The New York Times examined Mr. Trump’s nearly 1,600 social media posts from Sept. 1 to Jan. 8, the day Mr. Trump was banned from the platforms. We then tracked the social media engagement with the dozens of written statements he made on his personal website, campaign fund-raising site and in email blasts from Jan. 9 until May 5, which was the day that the Facebook Oversight Board, which reviews some content decisions by the company, said that the company acted appropriately in kicking him off the service.
Before the ban, the social media post with the median engagement generated 272,000 likes and shares. After the ban, that dropped to 36,000 likes and shares. Yet 11 of his 89 statements after the ban attracted as many likes or shares as the median post before the ban, if not more.
How does that happen?
Mr. Trump had long been his own best promoter on social media. The vast majority of people on Twitter and Facebook interacted directly with Mr. Trump’s posts, either liking or sharing them, The Times analysis found.
But after the ban, other popular social media accounts often picked up his messages and posted them themselves. (Last week, Mr. Trump shut down his blog, one of the places he made statements.)…
One topic from Mr. Trump that has not spread far: claims of widespread election fraud.
The Times analysis looked at the 10 most popular posts with election misinformation — judged by likes and shares — from Mr. Trump before the social media bans, and compared them with his 10 most popular written statements containing election misinformation after the ban. All the posts included falsehoods about the election — that the process had been “rigged,” for instance, or that there had been extensive voter fraud.
Before the ban, Mr. Trump’s posts garnered 22.1 million likes and shares; after the ban, his posts earned 1.3 million likes and shares across Twitter and Facebook.

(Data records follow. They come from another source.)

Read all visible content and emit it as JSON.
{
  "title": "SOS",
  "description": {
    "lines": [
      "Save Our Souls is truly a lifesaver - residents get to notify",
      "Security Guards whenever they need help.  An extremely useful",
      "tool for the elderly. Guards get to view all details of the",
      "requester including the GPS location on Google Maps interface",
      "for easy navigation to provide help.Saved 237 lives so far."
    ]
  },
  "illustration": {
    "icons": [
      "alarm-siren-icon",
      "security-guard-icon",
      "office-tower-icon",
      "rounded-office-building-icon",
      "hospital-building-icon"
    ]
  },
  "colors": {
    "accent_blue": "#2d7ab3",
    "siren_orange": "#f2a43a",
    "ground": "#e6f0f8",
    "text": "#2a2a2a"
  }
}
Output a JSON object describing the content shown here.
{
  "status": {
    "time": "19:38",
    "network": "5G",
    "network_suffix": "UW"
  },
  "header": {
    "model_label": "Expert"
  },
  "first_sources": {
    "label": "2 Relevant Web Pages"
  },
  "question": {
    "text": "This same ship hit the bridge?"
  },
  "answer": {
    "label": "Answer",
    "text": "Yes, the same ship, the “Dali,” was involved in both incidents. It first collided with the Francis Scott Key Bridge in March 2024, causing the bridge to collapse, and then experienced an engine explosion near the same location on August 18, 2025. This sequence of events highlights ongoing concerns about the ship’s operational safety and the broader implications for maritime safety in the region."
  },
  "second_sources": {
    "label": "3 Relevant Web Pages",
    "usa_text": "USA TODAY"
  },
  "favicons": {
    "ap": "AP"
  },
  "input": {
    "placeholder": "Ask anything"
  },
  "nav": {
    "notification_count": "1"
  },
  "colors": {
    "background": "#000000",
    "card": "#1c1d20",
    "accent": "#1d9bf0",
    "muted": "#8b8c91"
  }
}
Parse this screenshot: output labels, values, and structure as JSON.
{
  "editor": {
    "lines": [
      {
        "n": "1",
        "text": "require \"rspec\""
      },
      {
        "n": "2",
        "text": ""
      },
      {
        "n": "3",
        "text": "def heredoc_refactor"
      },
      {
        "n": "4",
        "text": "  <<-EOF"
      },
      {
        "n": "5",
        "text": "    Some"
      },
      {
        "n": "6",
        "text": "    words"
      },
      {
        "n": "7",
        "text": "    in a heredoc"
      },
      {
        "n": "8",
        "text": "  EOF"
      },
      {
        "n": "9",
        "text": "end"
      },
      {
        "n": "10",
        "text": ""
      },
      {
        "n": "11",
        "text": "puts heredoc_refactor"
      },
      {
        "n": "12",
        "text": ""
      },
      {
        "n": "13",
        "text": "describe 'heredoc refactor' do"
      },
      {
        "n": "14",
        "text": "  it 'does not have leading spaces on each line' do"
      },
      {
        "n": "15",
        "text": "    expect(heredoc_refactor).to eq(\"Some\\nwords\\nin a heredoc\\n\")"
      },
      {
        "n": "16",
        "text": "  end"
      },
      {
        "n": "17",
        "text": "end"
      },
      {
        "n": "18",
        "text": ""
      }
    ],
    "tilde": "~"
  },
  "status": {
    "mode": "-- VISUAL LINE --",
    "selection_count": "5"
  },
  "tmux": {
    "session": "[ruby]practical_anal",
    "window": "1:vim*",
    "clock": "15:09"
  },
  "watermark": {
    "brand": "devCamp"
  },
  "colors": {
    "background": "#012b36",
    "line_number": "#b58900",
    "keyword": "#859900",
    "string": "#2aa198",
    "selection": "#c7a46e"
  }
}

Disinformation researchers say the difference points to the enormous power the social media companies have in curbing political misinformation, if they choose to wield it. Facebook and Twitter curb the spread of false statements about the November election, though Twitter has loosened its enforcement since March to dedicate more resources to fact-checking in other parts of the world.